-- Task description --
Every entry below is to be copied exactly, apart from any picture it holds.

-- Data for analysis --
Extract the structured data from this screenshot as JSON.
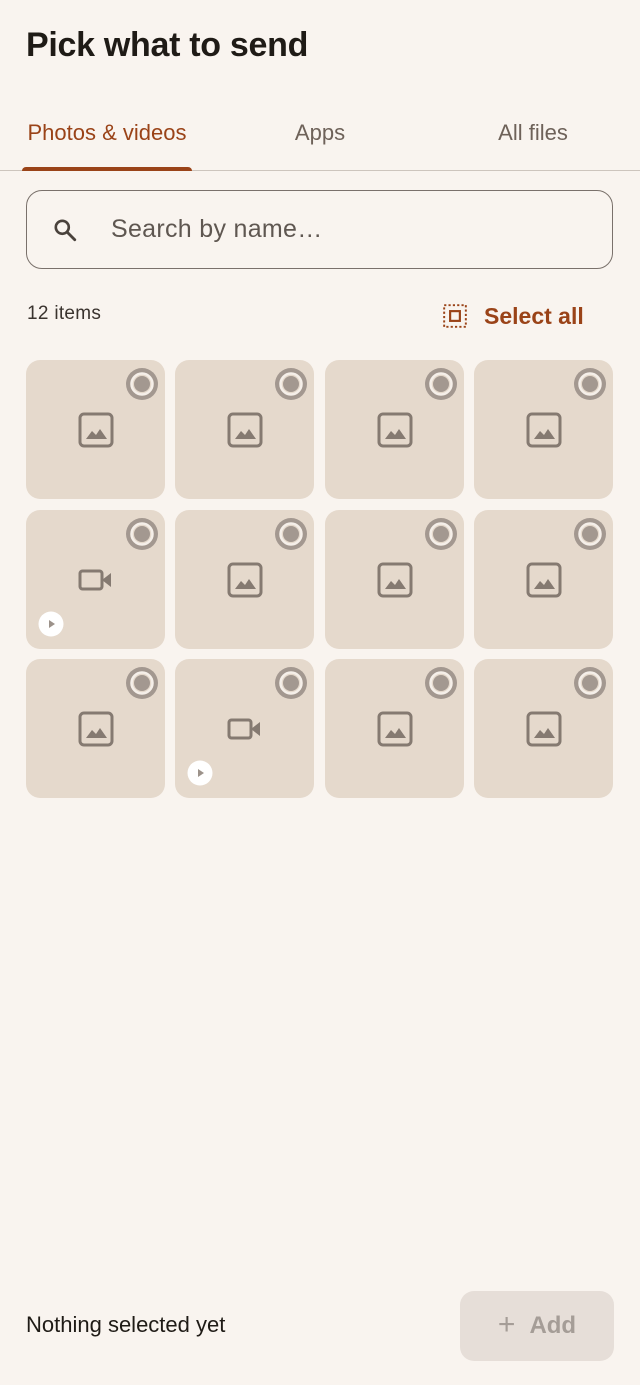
{
  "title": "Pick what to send",
  "tabs": [
    {
      "label": "Photos & videos",
      "active": true
    },
    {
      "label": "Apps",
      "active": false
    },
    {
      "label": "All files",
      "active": false
    }
  ],
  "search": {
    "placeholder": "Search by name…",
    "value": ""
  },
  "item_count": "12 items",
  "select_all_label": "Select all",
  "items": [
    {
      "type": "image",
      "selected": false
    },
    {
      "type": "image",
      "selected": false
    },
    {
      "type": "image",
      "selected": false
    },
    {
      "type": "image",
      "selected": false
    },
    {
      "type": "video",
      "selected": false
    },
    {
      "type": "image",
      "selected": false
    },
    {
      "type": "image",
      "selected": false
    },
    {
      "type": "image",
      "selected": false
    },
    {
      "type": "image",
      "selected": false
    },
    {
      "type": "video",
      "selected": false
    },
    {
      "type": "image",
      "selected": false
    },
    {
      "type": "image",
      "selected": false
    }
  ],
  "footer": {
    "status_text": "Nothing selected yet",
    "add_label": "Add",
    "add_icon": "plus-icon",
    "add_enabled": false
  },
  "colors": {
    "accent": "#9a4318",
    "background": "#f9f4ef",
    "tile": "#e5d9cc"
  }
}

-- Exercise output --
Extract the structured data from this screenshot as JSON.
{
  "title": "Pick what to send",
  "tabs": [
    {
      "label": "Photos & videos",
      "active": true
    },
    {
      "label": "Apps",
      "active": false
    },
    {
      "label": "All files",
      "active": false
    }
  ],
  "search": {
    "placeholder": "Search by name…",
    "value": ""
  },
  "item_count": "12 items",
  "select_all_label": "Select all",
  "items": [
    {
      "type": "image",
      "selected": false
    },
    {
      "type": "image",
      "selected": false
    },
    {
      "type": "image",
      "selected": false
    },
    {
      "type": "image",
      "selected": false
    },
    {
      "type": "video",
      "selected": false
    },
    {
      "type": "image",
      "selected": false
    },
    {
      "type": "image",
      "selected": false
    },
    {
      "type": "image",
      "selected": false
    },
    {
      "type": "image",
      "selected": false
    },
    {
      "type": "video",
      "selected": false
    },
    {
      "type": "image",
      "selected": false
    },
    {
      "type": "image",
      "selected": false
    }
  ],
  "footer": {
    "status_text": "Nothing selected yet",
    "add_label": "Add",
    "add_icon": "plus-icon",
    "add_enabled": false
  },
  "colors": {
    "accent": "#9a4318",
    "background": "#f9f4ef",
    "tile": "#e5d9cc"
  }
}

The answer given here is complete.